Reverting to the debate on the blasts and the riots together, it has proved no more relevant than the one on the nuclear deal. The parliament is not in session right now but, had it been, it might have produced no different a debate, considering the big role in the proceedings for the main opposition BJP. The debate makes a distinction between terrorism and violence that traumatises the minorities and the dominant view is that the former spells a greater and graver threat than the Far Right games.

The debate took a different turn when the Orissa incidents led to the demand for a ban on the Bajrang Dal like the one in force on the Students’ Islamic Movement of India (SIMI), considered a terrorist group though, in the opinion of some, without clinching evidence.
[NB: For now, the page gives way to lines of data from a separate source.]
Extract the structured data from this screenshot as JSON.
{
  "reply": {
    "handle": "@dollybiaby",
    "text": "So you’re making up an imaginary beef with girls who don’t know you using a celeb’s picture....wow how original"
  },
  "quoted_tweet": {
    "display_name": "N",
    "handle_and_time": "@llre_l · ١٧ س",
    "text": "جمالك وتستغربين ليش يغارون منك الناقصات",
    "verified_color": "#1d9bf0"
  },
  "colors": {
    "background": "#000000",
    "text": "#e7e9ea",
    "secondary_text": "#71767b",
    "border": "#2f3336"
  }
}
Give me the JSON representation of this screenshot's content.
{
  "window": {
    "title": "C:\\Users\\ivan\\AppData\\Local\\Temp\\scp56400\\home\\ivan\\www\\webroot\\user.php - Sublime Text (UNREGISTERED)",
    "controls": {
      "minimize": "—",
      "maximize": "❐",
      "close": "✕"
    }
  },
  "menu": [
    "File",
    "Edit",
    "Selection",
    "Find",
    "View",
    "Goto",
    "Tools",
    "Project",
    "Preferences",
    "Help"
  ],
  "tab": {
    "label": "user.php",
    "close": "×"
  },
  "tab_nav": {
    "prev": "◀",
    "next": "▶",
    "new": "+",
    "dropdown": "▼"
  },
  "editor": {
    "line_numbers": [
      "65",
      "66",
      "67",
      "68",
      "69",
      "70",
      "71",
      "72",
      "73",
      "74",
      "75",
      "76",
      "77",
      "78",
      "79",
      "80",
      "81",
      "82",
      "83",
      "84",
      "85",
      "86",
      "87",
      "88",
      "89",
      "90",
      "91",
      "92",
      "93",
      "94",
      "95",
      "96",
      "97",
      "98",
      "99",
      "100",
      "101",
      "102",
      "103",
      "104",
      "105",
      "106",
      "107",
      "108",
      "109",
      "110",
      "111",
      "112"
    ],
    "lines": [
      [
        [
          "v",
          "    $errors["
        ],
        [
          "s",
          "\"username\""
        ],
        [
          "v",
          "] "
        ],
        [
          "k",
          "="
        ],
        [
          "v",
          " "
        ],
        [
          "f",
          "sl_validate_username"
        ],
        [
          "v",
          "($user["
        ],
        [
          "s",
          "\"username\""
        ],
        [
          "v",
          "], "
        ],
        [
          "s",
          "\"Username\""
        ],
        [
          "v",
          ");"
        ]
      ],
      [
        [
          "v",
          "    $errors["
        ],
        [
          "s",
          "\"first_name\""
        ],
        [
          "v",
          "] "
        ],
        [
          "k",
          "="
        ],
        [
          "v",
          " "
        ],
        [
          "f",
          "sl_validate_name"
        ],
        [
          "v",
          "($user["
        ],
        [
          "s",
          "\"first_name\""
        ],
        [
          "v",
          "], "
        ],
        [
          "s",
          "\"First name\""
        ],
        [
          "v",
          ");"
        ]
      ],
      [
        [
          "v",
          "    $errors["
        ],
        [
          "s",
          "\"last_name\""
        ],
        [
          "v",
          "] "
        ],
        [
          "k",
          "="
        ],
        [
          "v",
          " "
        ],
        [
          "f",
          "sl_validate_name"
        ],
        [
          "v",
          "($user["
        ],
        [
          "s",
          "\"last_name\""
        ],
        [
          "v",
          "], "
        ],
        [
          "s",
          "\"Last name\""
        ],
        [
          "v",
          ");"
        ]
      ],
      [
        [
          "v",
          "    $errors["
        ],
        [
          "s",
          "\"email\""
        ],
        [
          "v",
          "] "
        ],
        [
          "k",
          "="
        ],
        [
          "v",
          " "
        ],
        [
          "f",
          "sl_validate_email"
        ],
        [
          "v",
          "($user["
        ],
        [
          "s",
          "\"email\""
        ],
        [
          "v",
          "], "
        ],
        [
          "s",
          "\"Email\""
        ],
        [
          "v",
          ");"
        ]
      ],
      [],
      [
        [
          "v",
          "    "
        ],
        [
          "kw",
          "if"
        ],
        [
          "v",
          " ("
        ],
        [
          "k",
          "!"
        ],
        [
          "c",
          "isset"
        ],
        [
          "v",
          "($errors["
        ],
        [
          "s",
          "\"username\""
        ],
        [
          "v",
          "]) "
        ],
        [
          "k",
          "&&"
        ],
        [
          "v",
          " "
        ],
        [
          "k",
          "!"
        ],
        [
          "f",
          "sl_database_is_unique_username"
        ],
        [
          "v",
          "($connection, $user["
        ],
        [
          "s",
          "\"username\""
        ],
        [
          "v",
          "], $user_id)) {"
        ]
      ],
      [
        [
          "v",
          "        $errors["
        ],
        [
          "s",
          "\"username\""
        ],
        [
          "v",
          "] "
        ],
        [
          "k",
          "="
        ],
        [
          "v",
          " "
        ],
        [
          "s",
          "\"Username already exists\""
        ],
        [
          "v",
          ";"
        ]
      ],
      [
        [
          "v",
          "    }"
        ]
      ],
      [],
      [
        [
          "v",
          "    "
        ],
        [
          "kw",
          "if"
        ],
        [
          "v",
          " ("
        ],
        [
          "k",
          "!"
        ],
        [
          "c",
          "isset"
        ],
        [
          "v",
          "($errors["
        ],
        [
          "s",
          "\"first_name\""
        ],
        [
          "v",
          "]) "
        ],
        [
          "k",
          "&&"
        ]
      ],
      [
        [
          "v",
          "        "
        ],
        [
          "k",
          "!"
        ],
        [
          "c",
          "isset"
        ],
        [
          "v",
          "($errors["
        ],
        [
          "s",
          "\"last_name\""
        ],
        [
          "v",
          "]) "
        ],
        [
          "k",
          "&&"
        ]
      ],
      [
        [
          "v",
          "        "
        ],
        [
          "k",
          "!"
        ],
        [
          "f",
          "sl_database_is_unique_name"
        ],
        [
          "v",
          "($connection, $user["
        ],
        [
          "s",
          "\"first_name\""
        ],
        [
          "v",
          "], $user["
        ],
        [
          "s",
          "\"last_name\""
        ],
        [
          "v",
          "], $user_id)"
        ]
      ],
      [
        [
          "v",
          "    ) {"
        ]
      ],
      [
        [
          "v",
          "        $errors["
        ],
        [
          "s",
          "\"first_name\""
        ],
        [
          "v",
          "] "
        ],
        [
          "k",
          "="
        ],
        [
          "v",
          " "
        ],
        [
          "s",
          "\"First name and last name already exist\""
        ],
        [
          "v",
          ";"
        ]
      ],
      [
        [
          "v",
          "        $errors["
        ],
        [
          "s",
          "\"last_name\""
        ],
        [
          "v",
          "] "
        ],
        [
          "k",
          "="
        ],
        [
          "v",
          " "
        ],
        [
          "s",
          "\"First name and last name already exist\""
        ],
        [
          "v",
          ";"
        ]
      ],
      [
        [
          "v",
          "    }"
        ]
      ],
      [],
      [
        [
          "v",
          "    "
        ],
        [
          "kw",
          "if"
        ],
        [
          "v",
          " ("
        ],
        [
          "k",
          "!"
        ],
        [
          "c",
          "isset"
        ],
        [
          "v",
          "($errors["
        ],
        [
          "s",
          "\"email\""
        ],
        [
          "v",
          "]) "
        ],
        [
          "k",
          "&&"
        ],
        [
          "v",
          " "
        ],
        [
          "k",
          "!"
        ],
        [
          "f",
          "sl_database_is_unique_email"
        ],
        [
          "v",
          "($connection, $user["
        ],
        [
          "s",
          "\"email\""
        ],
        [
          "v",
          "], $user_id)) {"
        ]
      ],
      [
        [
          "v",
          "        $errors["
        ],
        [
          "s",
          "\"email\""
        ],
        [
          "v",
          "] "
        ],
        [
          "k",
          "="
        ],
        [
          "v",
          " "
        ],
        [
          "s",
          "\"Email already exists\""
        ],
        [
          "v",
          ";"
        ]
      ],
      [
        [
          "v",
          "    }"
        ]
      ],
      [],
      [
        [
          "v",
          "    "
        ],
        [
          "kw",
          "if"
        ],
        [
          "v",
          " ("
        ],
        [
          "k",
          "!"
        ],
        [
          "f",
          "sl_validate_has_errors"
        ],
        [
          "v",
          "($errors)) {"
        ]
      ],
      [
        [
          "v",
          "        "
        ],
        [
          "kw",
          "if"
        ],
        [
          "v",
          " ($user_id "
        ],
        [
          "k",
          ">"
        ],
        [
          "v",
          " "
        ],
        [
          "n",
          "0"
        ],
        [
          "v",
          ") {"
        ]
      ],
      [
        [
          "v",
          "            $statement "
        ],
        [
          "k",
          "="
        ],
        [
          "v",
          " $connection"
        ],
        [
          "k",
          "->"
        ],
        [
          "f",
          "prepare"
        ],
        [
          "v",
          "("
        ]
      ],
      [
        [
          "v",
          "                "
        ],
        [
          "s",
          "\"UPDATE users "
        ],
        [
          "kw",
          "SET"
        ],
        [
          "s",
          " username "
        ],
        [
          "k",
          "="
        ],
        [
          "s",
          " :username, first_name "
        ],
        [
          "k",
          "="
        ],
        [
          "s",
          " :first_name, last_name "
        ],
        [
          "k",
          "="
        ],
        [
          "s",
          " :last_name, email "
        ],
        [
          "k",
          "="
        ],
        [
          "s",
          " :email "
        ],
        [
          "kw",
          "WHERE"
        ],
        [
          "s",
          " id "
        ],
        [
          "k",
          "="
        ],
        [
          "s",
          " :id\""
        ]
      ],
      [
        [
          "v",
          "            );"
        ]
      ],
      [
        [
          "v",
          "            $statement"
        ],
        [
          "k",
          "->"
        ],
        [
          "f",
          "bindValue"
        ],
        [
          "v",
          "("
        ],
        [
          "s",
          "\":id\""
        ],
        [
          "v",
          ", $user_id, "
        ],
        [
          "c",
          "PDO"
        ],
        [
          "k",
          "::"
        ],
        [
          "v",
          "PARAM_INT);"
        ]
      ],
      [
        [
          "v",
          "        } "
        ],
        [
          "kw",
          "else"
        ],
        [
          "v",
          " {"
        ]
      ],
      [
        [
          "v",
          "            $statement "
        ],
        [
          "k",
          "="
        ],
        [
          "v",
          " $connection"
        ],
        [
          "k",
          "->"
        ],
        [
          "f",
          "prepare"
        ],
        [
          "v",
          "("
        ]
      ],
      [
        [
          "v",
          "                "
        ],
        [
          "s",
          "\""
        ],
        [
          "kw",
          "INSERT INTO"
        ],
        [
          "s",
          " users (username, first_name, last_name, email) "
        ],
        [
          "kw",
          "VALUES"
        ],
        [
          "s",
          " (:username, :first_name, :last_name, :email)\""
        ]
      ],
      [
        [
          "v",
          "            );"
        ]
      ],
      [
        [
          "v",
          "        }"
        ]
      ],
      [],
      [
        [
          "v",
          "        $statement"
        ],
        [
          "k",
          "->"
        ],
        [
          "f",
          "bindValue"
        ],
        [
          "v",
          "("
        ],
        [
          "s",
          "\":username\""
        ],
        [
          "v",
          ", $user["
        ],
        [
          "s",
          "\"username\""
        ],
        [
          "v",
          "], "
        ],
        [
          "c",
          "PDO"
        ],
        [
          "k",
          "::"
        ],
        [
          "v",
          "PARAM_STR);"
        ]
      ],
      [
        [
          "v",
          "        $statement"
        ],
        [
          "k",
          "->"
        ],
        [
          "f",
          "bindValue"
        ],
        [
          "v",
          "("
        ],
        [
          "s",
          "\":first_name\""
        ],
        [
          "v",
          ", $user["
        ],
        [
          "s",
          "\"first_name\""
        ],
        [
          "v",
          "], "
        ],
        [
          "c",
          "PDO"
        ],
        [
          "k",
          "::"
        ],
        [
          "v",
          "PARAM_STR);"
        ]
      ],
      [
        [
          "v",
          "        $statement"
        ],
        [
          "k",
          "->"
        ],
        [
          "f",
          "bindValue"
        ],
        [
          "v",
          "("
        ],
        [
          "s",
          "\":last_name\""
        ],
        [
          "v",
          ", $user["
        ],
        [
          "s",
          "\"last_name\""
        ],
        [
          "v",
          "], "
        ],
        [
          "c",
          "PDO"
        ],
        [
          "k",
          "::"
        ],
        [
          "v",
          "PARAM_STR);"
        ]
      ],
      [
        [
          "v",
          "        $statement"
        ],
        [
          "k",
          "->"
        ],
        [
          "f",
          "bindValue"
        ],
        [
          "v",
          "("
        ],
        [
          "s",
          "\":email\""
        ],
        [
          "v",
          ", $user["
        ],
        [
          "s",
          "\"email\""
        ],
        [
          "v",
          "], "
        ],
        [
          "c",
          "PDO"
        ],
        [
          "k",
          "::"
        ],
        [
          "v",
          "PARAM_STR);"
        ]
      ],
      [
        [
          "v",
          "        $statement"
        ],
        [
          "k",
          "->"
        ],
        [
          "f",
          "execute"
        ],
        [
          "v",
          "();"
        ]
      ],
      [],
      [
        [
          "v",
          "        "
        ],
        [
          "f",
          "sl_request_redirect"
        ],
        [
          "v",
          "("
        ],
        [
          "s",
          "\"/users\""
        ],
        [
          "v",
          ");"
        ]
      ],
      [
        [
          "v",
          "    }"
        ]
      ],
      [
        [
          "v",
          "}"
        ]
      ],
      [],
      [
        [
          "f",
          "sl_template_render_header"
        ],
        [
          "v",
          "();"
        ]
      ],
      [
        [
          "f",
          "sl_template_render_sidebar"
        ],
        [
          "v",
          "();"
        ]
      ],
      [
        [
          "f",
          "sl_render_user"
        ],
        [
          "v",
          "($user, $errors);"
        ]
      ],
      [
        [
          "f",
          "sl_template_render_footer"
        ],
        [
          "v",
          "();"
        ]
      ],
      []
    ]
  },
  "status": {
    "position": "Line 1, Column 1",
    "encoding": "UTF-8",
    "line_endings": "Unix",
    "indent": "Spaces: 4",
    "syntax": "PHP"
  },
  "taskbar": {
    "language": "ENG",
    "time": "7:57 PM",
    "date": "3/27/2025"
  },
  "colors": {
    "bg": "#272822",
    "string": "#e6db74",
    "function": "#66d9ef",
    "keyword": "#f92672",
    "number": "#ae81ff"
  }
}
The demand raised a debate on whether the SIMI and the Bajrang Dal can be equated.

A major television channel actually conducted a discussion on the question, and some of the arguments heard on the show were at once amusing and depressing. A parivar hack with ludicrous pretensions to liberalism, for example, proclaimed that equating the two outfits was like comparing “an AK 47 to a water pistol”. No one, however, asked him to compare the toll of human lives taken by terrorism and communal violence either in the present instances or down the post-independence decades.

A former intelligence official, believe it or not, argued against equating the two on the ground that the SIMI acted for “political objectives”, while the Bajrang Dal did not. The SIMI may not have spelt out its specific political objective, but the Bajrang Dal as part of the parivar has never made any secret of its.

The no-political-objective certificate comes as a surprise all the more for the context. The riots in Orissa and Karnataka have come during the run up to crucial state assembly polls and the close enough parliamentary election. it is an open secret that the BJP has been on the quest for more communal issues in order to keep its core constituency while building new bases in Karnataka and elsewhere.

An even more outrageous argument against equating the two is that, while terrorism is “anti-India”, communal violence is aimed at defending “cultural nationalism”.

A more depressing debate, however, followed parleys held between the Catholic leadership and the parivar. Human rights activist Teesta Setalvad found it hard to digest this “dialogue”. Disapproving of minority leadership’s attempt to make peace with the peddlers of violence and vandalism, she said: “There can be no peace without justice. Throughout the history, sections from the victim community have been co-opted by the oppressor.”

Setalvad has since then received a series of rebukes from recent victims of parivar terrorism. The unkindest of cuts, perhaps, is the one that says: “If people start talking to each other, persons like her will be out an entire career”. That sounds remarkably like Narendra Modi, whom she has fought bravely and who once said he could not convince her against pursuing her “livelihood”.

Another comment wonders why someone who wants India to “embrace” Pakistan should object to the minority-parivar dialogue. The absurdity of the observation does not need to be argued at length.

Attempts by persecuted minorities to make peace with their oppressors are understandable. But the experience in India, as elsewhere, encourages no hopes at all in this regard. An influential section of the Christian community, for example, had sought a sort of truce with the Far Right after its foul murder of Graham Staines and his two young sons in the same Orissa. The results of the appeasement efforts are there for us all to see now.

But the best answer to Setalvad’s critics is that communal fascism is not a matter of concern to the minorities alone. The Far Right, which pits the poor against the poor and the tribesman against the tribesman in its quest for power, is a foe of the Indian people as a whole.

The writer is a journalist based in Chennai, India. A peace activist, he is also the author of a sheaf of poems titled At Gunpoint